Koji Yamasaki cut in from the left and looked to be corralled effectively along the byline, yet he somehow beat Leon Hayward at the near post with an angle that could only be found on a protractor.
While annoying to fall behind, goals have not been a problem in New Zealand's matches to date – 12 in two matches – so a comeback was on the cards.
New Zealand started to assert themselves as the first quarter wore on and it was no surprise when Nick Wilson scored after a fortuitous rebound from a penalty corner struck by Sam Lane.
The second quarter was an exercise in frustration for the Black Sticks, who spurned three penalty corner opportunities – one a spectacular save on the line from the Kane Russell drag flick – and several chances from open play.
Stephen Jenness even managed to thread one through goalkeeper Takashi Yoshikawa's legs, only for him to somehow keep it out with his butt as he fell back. Jake Smith also missed a golden opportunity when one on one with the goalie.
If the second quarter was frustrating, the third was downright perplexing. New Zealand poured on the pressure but the ball would not go into the net. Russell's relationship with set-piece situations continued when he hit the inside of the post off a penalty stroke and the ball still stayed out.
When another attack broke down, the midfield and defence contrived to allow Kenta Tanaka to pick the ball up on his own 25m line and run close to unopposed into the circle and slot past Hayward. It wasn't the cleanest finish but the placement was inch perfect.
New Zealand equalised before the final break. After all the clean-cut chances there was some irony that the goal was again fortunate, taking a wicked deflection off Lane's corner attempt.
The final quarter was a see-sawing affair.
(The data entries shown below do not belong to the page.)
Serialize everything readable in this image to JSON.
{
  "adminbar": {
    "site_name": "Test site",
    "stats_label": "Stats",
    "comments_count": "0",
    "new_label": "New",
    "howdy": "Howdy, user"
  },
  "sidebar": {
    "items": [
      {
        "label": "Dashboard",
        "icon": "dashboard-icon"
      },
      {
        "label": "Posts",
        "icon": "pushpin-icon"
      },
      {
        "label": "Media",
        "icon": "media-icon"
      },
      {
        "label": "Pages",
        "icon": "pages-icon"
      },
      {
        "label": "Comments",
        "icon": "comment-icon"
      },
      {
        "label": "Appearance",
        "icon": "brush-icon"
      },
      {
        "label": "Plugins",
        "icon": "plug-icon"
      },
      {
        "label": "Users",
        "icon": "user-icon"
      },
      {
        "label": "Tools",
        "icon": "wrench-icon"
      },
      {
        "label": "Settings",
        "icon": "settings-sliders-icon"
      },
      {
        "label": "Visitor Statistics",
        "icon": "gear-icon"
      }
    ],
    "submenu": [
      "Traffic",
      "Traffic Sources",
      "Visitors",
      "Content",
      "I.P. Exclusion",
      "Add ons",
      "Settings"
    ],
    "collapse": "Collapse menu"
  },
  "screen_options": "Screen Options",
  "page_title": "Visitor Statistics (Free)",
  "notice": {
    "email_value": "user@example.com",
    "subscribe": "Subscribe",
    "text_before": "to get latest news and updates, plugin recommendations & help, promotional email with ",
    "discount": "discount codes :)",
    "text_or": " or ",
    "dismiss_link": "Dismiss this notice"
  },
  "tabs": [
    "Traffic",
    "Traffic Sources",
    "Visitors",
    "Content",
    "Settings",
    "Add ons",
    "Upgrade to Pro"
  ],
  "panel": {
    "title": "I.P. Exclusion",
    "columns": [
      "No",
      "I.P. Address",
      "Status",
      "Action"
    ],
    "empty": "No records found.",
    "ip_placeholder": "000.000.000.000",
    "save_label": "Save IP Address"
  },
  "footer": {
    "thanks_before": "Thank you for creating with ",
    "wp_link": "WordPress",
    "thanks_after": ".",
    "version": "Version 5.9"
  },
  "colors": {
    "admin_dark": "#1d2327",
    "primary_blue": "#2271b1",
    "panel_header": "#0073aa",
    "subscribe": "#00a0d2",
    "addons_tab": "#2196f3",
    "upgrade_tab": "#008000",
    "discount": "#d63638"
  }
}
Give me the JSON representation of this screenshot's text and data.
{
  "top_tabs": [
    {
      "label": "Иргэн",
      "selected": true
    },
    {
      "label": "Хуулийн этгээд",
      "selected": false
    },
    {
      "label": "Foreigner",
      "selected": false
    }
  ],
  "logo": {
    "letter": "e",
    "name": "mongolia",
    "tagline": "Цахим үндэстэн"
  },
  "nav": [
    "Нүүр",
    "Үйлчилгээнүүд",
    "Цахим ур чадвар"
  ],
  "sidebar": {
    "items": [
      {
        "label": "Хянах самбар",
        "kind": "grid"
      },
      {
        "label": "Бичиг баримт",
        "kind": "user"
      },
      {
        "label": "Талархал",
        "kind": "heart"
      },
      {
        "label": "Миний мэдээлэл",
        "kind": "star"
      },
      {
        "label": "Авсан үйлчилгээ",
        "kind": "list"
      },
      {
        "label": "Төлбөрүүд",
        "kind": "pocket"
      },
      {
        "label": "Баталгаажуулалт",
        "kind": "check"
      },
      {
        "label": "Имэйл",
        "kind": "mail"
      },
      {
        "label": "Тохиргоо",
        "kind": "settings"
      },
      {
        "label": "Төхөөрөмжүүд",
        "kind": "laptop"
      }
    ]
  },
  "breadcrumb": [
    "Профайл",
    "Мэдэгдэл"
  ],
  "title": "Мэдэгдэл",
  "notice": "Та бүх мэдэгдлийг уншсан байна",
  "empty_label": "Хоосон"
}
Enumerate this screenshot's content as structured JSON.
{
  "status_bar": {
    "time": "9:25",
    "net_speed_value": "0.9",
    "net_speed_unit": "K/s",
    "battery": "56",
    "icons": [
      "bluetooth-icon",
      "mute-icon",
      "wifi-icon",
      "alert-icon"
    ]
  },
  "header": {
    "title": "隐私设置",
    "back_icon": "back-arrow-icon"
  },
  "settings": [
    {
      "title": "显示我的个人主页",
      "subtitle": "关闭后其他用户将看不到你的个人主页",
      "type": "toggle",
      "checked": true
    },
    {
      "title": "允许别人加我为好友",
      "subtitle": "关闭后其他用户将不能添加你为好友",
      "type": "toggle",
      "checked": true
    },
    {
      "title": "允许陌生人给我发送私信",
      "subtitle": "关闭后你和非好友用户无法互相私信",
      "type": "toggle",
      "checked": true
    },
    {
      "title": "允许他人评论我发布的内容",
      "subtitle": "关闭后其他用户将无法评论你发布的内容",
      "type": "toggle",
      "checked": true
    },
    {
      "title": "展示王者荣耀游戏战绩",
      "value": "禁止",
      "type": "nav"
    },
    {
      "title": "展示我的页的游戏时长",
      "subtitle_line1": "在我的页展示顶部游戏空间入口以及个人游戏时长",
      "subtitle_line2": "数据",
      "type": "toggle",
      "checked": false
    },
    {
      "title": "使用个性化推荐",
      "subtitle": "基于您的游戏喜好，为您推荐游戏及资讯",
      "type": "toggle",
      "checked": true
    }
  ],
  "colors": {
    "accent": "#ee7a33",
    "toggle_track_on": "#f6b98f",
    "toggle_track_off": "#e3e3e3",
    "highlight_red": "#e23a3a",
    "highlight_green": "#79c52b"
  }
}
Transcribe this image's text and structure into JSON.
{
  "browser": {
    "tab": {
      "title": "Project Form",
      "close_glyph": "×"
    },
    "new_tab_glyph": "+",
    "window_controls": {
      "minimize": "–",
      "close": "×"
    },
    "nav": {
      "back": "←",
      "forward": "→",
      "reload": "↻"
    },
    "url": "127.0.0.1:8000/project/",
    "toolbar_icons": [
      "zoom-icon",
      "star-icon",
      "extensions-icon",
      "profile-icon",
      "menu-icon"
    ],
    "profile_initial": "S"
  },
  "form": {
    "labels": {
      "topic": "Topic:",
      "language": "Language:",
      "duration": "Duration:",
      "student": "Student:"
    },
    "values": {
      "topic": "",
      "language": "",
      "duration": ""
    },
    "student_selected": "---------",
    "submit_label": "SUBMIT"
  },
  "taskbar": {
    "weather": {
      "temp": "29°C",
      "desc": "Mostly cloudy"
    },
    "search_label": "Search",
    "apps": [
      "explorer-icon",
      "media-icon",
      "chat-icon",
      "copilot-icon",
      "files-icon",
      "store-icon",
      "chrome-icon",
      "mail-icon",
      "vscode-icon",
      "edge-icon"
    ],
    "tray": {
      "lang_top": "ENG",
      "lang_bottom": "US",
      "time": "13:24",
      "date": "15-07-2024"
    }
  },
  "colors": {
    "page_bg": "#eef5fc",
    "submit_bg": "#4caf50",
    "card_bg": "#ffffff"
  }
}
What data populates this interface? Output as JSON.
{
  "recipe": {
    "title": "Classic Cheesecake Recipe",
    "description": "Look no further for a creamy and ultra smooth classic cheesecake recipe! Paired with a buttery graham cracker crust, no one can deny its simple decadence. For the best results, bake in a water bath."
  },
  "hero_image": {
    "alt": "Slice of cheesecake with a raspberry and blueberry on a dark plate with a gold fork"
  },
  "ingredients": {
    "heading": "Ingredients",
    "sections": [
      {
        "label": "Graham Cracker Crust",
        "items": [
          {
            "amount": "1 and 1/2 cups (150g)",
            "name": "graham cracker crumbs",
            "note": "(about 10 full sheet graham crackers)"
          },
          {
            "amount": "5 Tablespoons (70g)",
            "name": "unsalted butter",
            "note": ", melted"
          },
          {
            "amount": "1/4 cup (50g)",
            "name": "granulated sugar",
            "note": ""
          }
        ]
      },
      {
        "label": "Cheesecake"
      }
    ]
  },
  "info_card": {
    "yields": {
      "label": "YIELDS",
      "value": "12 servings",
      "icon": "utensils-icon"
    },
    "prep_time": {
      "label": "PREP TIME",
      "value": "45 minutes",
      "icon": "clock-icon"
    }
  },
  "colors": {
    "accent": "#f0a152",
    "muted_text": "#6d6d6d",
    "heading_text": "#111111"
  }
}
The wet conditions and fatigue made control difficult but again both sides had chances, with Hayward saving twice to spare any further blushes.
Black Sticks 2 (Nick Wilson, Sam Lane)
Japan 2 (Koji Yamasaki, Kenta Tanaka)